## WORK TASK
Return each line of the records holding the string "manage".

RECORDS PROVIDED START

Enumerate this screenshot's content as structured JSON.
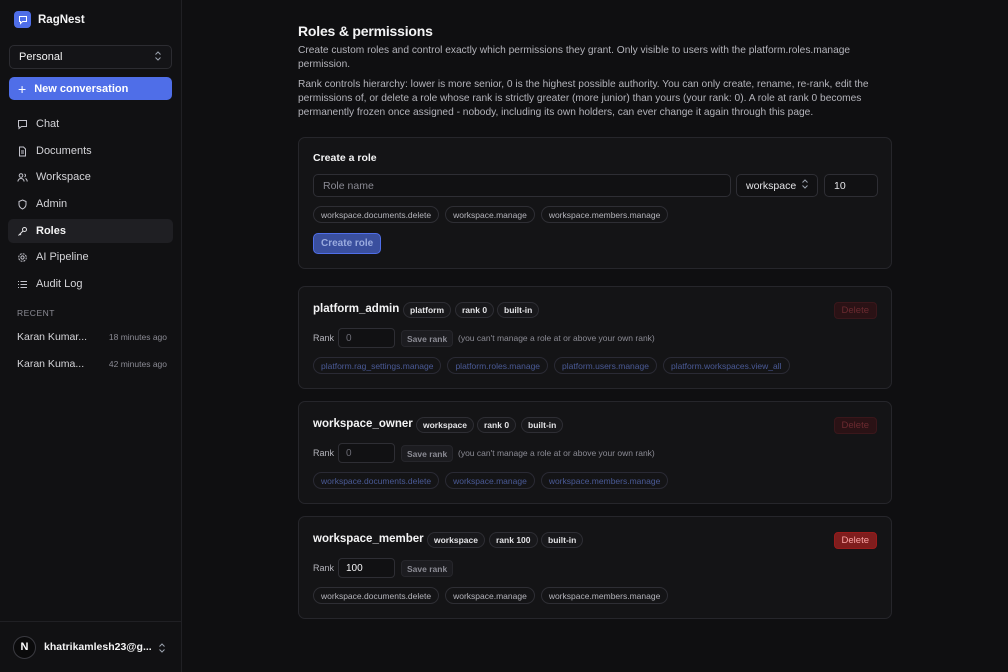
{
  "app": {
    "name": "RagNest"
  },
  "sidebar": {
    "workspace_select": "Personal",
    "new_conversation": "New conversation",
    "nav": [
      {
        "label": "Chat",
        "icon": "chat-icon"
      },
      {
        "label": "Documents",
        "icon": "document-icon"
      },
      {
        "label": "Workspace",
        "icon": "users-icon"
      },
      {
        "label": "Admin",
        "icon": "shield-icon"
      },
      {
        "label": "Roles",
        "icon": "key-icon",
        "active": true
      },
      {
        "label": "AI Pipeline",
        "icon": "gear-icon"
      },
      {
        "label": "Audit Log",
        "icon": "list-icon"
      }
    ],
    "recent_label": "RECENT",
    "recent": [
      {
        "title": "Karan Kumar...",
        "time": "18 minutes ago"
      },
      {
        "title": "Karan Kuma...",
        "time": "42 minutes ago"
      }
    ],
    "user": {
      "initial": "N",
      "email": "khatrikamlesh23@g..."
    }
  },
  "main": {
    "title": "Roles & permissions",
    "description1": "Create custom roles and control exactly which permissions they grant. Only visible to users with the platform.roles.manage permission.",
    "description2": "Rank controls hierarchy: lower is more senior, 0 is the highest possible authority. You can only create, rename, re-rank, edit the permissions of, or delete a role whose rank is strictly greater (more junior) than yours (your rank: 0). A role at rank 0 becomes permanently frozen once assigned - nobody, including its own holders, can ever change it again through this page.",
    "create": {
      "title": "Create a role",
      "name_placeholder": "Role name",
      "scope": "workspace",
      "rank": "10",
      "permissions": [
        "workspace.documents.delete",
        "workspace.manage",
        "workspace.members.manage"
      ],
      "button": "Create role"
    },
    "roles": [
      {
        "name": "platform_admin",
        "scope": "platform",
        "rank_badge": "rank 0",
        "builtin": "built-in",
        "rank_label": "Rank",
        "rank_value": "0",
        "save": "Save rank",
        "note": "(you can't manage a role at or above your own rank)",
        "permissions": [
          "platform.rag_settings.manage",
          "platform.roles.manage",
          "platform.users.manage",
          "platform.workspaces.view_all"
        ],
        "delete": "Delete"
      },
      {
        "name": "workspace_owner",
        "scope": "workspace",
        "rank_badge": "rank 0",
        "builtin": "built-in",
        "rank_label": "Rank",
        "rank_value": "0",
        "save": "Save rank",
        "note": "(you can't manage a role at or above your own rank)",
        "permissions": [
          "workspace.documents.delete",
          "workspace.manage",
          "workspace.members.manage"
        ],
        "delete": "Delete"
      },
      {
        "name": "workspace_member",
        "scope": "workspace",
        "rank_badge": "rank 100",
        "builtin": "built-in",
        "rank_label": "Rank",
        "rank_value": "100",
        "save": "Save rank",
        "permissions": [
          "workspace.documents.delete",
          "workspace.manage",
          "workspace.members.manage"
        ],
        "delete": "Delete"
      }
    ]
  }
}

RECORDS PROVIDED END
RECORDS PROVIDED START

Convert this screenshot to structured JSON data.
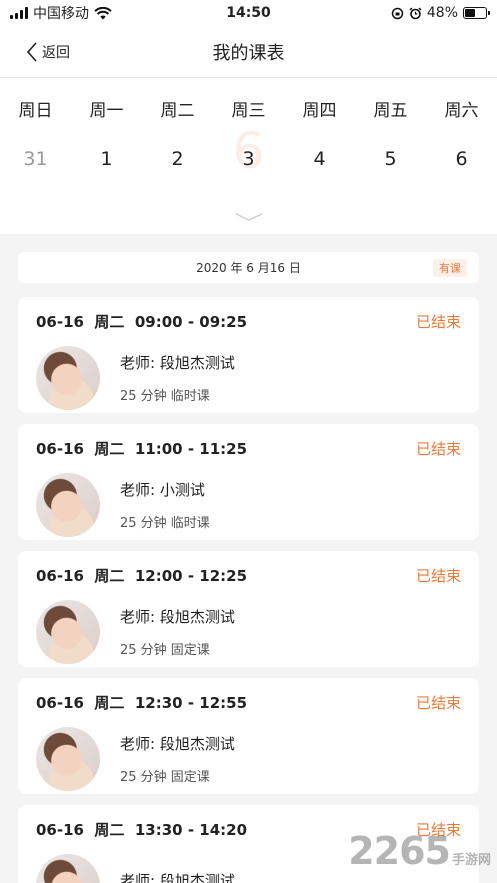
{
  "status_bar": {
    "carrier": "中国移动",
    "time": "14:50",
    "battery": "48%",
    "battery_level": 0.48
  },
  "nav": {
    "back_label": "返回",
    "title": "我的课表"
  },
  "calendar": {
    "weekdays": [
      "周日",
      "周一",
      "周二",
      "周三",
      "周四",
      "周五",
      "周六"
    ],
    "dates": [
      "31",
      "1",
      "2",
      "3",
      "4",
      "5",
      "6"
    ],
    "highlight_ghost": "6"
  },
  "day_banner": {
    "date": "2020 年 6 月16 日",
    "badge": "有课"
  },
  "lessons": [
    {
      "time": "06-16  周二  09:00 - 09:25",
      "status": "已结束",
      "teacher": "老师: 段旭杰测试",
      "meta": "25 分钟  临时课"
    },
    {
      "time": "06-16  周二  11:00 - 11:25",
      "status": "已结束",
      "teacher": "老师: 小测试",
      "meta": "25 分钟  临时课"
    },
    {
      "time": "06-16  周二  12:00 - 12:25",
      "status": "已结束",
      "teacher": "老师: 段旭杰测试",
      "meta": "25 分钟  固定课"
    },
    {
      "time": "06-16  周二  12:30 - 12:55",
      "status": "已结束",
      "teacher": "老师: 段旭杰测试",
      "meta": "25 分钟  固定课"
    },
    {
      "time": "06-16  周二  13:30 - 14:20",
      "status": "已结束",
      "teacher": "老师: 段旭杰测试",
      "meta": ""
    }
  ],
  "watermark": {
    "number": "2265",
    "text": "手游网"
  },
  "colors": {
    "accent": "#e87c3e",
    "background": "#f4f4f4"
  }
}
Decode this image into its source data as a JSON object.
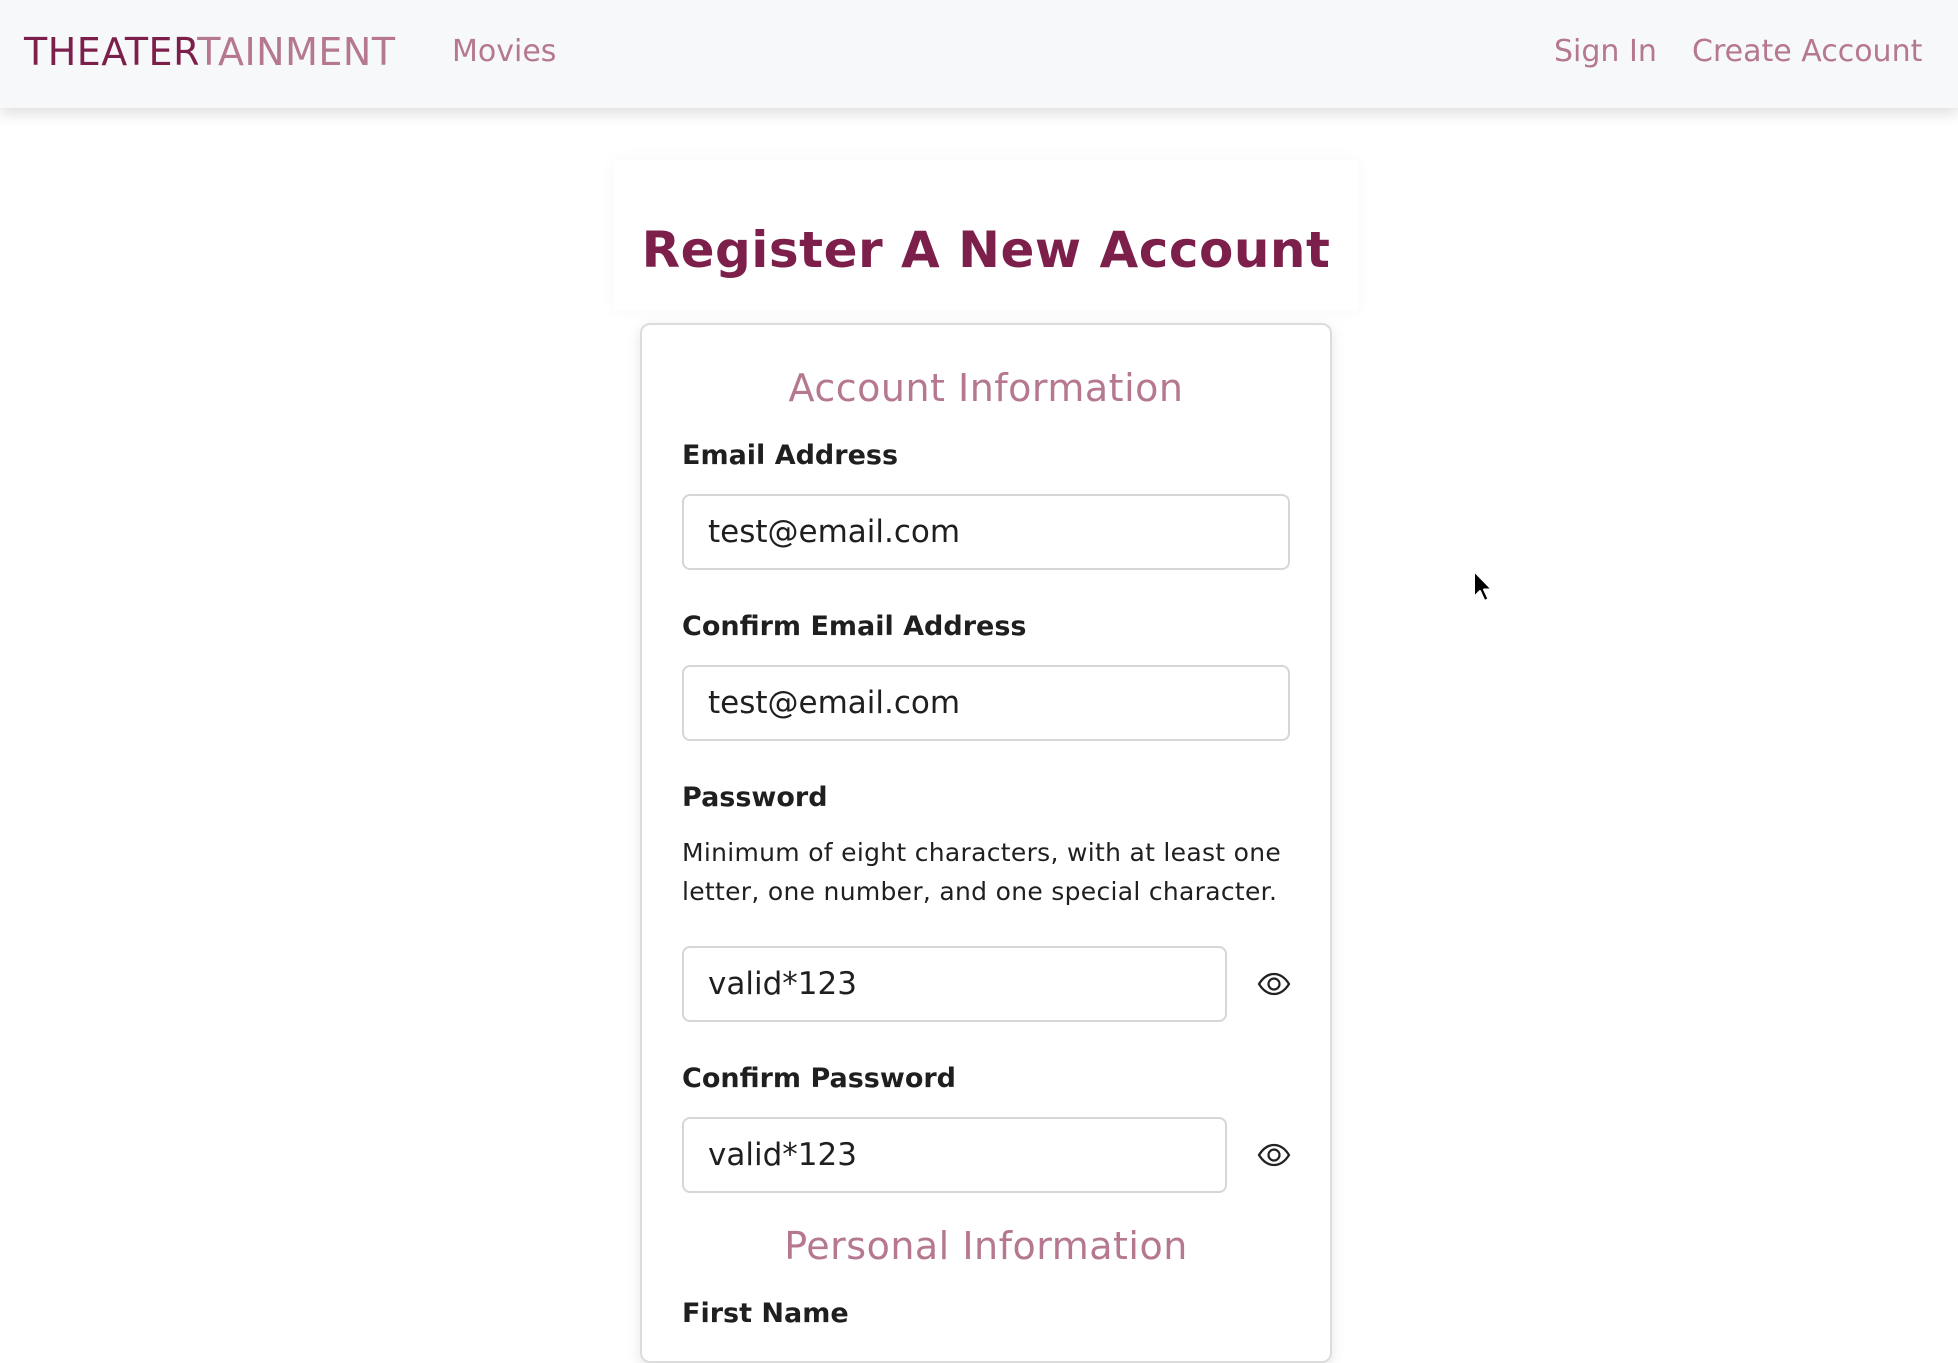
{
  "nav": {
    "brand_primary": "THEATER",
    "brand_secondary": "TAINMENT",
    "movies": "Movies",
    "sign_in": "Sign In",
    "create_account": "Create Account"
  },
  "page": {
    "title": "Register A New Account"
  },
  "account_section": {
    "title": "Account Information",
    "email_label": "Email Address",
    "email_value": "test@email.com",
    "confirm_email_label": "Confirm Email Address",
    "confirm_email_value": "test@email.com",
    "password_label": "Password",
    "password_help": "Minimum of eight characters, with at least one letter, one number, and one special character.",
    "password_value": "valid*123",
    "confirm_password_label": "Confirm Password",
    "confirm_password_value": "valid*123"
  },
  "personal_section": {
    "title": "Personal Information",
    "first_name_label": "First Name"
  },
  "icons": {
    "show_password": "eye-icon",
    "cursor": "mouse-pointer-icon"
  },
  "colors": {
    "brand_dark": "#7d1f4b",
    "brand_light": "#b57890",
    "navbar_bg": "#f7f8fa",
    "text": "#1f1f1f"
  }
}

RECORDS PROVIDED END

## RESULT FOR THIS EXERCISE
    "description1": "Create custom roles and control exactly which permissions they grant. Only visible to users with the platform.roles.manage permission.",
        "workspace.manage",
        "workspace.members.manage"
        "note": "(you can't manage a role at or above your own rank)",
          "platform.rag_settings.manage",
          "platform.roles.manage",
          "platform.users.manage",
        "note": "(you can't manage a role at or above your own rank)",
          "workspace.manage",
          "workspace.members.manage"
          "workspace.manage",
          "workspace.members.manage"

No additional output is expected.